Carl Dair was born 24 February 1912 in Welland, Ontario. He worked as a newsboy and later as salesman for the Welland-Port Colborne Evening Tribune where editor Louis Blake Duff recognized his potential and fostered in him an interest in books, typography, design, and writing. Dair worked in sales and layout for the Stratford Beacon-Herald in 1930, and as a self-taught, freelance printer during the 1930s. He moved to Montreal in 1940, honed his skills at various printing and design houses, and took up the post of Typographical Director for the National Film Board of Canada in 1945. He established Eveleigh-Dair Studios in 1947 with fellow designer Henry Eveleigh, and lectured on typography at the Montreal Museum of Fine Arts and l’École des Beaux Arts. An accomplished and evocative writer, Dair began contributing articles to such publications as Canadian Art and The Printing Review of Canada in the late 1940s. The first edition of his acclaimed and influential Design with Type was published by the E.B. Eddy Company in 1946.
Dair moved to Toronto in 1951 and worked as a freelance designer. Realizing that no typeface had been designed in Canada since James Evans’ Cree syllabary of 1840, Dair applied for funding to learn type design and punch-cutting. In 1956 he received a Canadian Government Overseas fellowship, which enabled him, accompanied by his wife, Edith, and two young daughters, to travel to Europe to study at the Joh. Enschedé en Zonen Type foundry, Haarlem, Netherlands. During this time, he wrote detailed, witty letters, which he dubbed “Epistles to the Torontonians” to colleagues back home.
Between 1959 and 1962 he lectured on typography at the Ontario College of Art. In 1963 Dair and family relocated to Kingston, Jamaica, where he spent two years teaching at the Jamaica School of Arts and Crafts. After his return to Toronto, he continued work as a designer and consultant, and completed a proposal to establish a school of printing and a university press at the University of The West Indies.
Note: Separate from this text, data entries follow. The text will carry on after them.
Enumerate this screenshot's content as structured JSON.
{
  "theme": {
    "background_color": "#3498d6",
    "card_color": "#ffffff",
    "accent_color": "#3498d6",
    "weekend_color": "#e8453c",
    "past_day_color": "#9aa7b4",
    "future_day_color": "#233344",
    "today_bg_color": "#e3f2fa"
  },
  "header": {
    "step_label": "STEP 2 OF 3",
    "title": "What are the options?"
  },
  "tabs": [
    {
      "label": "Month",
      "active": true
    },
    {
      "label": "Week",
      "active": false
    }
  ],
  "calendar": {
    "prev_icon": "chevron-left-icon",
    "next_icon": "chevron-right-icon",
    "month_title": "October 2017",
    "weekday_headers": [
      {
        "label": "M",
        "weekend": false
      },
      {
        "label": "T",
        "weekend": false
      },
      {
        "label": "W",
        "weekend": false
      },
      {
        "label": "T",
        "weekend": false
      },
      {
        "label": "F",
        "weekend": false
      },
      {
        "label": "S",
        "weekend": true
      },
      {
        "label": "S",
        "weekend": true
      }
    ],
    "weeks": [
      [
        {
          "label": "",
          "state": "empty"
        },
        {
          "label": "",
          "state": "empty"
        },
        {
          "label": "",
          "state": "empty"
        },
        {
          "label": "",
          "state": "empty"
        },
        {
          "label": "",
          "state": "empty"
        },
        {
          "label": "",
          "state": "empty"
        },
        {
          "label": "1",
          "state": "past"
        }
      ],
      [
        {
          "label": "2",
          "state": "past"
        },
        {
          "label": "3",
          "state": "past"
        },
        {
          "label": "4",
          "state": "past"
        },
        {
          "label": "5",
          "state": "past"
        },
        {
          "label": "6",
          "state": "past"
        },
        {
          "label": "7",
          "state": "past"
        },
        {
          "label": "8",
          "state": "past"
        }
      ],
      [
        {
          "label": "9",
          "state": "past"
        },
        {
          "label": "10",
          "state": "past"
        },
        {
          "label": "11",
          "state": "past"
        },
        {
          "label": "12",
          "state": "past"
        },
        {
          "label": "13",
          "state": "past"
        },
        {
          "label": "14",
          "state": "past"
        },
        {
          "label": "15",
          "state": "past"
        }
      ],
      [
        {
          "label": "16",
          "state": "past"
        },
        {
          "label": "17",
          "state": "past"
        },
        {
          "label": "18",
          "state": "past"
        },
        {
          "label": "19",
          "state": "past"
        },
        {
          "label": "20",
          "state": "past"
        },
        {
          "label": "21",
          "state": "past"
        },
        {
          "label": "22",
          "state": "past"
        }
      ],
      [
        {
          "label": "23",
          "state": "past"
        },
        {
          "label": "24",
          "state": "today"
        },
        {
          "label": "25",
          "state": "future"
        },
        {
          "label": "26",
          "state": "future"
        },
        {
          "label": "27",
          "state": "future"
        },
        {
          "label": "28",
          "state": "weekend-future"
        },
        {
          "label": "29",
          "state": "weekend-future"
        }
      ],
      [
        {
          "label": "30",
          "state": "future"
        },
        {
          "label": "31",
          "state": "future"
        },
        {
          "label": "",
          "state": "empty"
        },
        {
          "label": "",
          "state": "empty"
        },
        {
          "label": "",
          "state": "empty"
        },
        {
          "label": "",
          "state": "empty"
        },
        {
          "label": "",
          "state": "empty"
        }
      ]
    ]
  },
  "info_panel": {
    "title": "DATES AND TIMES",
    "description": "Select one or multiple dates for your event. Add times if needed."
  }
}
Although ill health forced him to cut back on his work for a time, he continued to be very active, and was particularly occupied, in the mid-1960s, in completing a new edition of Design with Type (published in 1967) and in finalizing the design of his font, Cartier, which he had conceptualized in 1955. Cartier was released on 1 January 1967 as a Centennial gift to the people of Canada.
Dair was active in numerous Canadian design groups, including the Society of Typographic Designers of Canada, Guild of Hand Printers, and the Art Directors Club of Toronto. His international prestige grew during the late 1950s and 1960s: in 1956 he was the sole Canadian invited to contribute to Libor Liborum, a folio issued by the Royal Society, Stockholm, to celebrate the 500th anniversary of the Gutenberg Bible. Three years later he was appointed to the board of the International Center for the Typographic Arts (ICTA) in New York, the same year in which he was awarded a silver medal at the Internationale Buchkunst-Ausstellung, Leipzig. Dair was a spokesman for ITCA at the annual graphic communications gathering in France known as Rendez-vous de Lurs, was made a ‘Companion de Lurs’ and was a judge at the international competition, Typomundus 60, in 1964. Throughout his career he garnered numerous awards in Canada, including a medal from the Royal Canadian Academy of Arts for “distinguished achievement” in 1963. Dair died suddenly on 28 September 1967 following a lecture in New York City. At his request, a tree was planted and a memorial plaque erected in his honour at a school in Richvale, Ontario. He continues to be celebrated as one of Canada’s most influential typographic designers.
Awarded Fellowship 1967